ASSIGNED TASK —
Every line of the material must be given again verbatim. Skip the images.

*** DATA RECORDS Section Begins ***

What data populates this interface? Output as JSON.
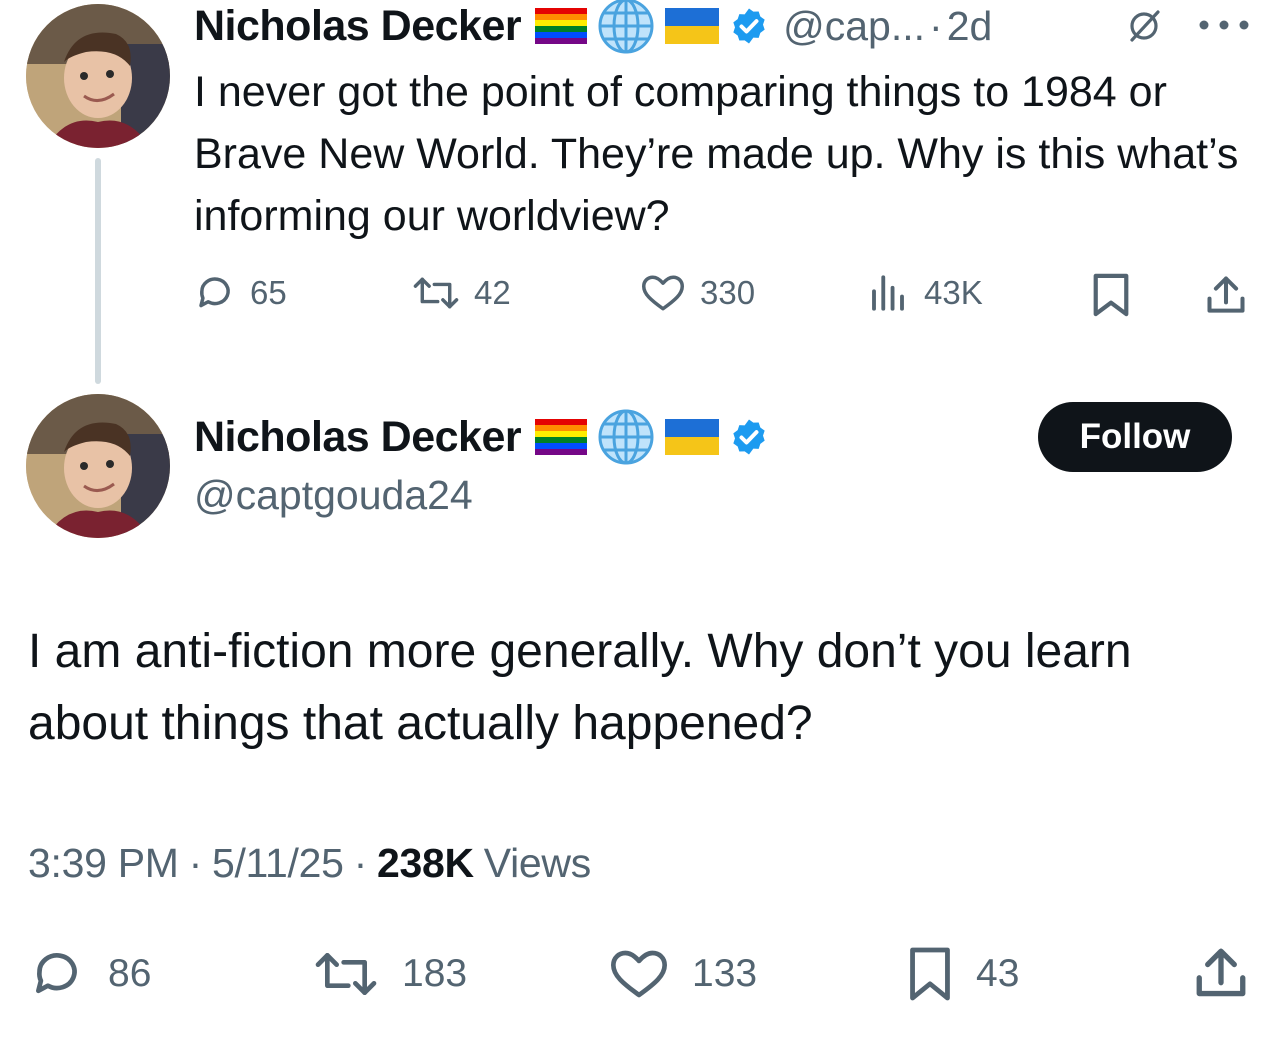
{
  "parent_tweet": {
    "author_name": "Nicholas Decker",
    "handle_truncated": "@cap...",
    "separator": "·",
    "age": "2d",
    "text": "I never got the point of comparing things to 1984 or Brave New World. They’re made up. Why is this what’s informing our worldview?",
    "actions": {
      "replies": "65",
      "reposts": "42",
      "likes": "330",
      "views": "43K"
    }
  },
  "main_tweet": {
    "author_name": "Nicholas Decker",
    "handle": "@captgouda24",
    "follow_label": "Follow",
    "text": "I am anti-fiction more generally. Why don’t you learn about things that actually happened?",
    "meta": {
      "time": "3:39 PM",
      "sep1": "·",
      "date": "5/11/25",
      "sep2": "·",
      "views_count": "238K",
      "views_label": "Views"
    },
    "actions": {
      "replies": "86",
      "reposts": "183",
      "likes": "133",
      "bookmarks": "43"
    }
  },
  "icons": {
    "badges": [
      "rainbow-flag-icon",
      "globe-icon",
      "ukraine-flag-icon",
      "verified-badge-icon"
    ],
    "top_right": [
      "grok-icon",
      "more-icon"
    ],
    "actions": [
      "reply-icon",
      "repost-icon",
      "like-icon",
      "views-icon",
      "bookmark-icon",
      "share-icon"
    ]
  },
  "colors": {
    "text": "#0f1419",
    "muted": "#536471",
    "verified": "#1d9bf0",
    "thread_line": "#cfd9de",
    "follow_bg": "#0f1419"
  }
}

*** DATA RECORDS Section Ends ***

TASK RESPONSE —
What data populates this interface? Output as JSON.
{
  "parent_tweet": {
    "author_name": "Nicholas Decker",
    "handle_truncated": "@cap...",
    "separator": "·",
    "age": "2d",
    "text": "I never got the point of comparing things to 1984 or Brave New World. They’re made up. Why is this what’s informing our worldview?",
    "actions": {
      "replies": "65",
      "reposts": "42",
      "likes": "330",
      "views": "43K"
    }
  },
  "main_tweet": {
    "author_name": "Nicholas Decker",
    "handle": "@captgouda24",
    "follow_label": "Follow",
    "text": "I am anti-fiction more generally. Why don’t you learn about things that actually happened?",
    "meta": {
      "time": "3:39 PM",
      "sep1": "·",
      "date": "5/11/25",
      "sep2": "·",
      "views_count": "238K",
      "views_label": "Views"
    },
    "actions": {
      "replies": "86",
      "reposts": "183",
      "likes": "133",
      "bookmarks": "43"
    }
  },
  "icons": {
    "badges": [
      "rainbow-flag-icon",
      "globe-icon",
      "ukraine-flag-icon",
      "verified-badge-icon"
    ],
    "top_right": [
      "grok-icon",
      "more-icon"
    ],
    "actions": [
      "reply-icon",
      "repost-icon",
      "like-icon",
      "views-icon",
      "bookmark-icon",
      "share-icon"
    ]
  },
  "colors": {
    "text": "#0f1419",
    "muted": "#536471",
    "verified": "#1d9bf0",
    "thread_line": "#cfd9de",
    "follow_bg": "#0f1419"
  }
}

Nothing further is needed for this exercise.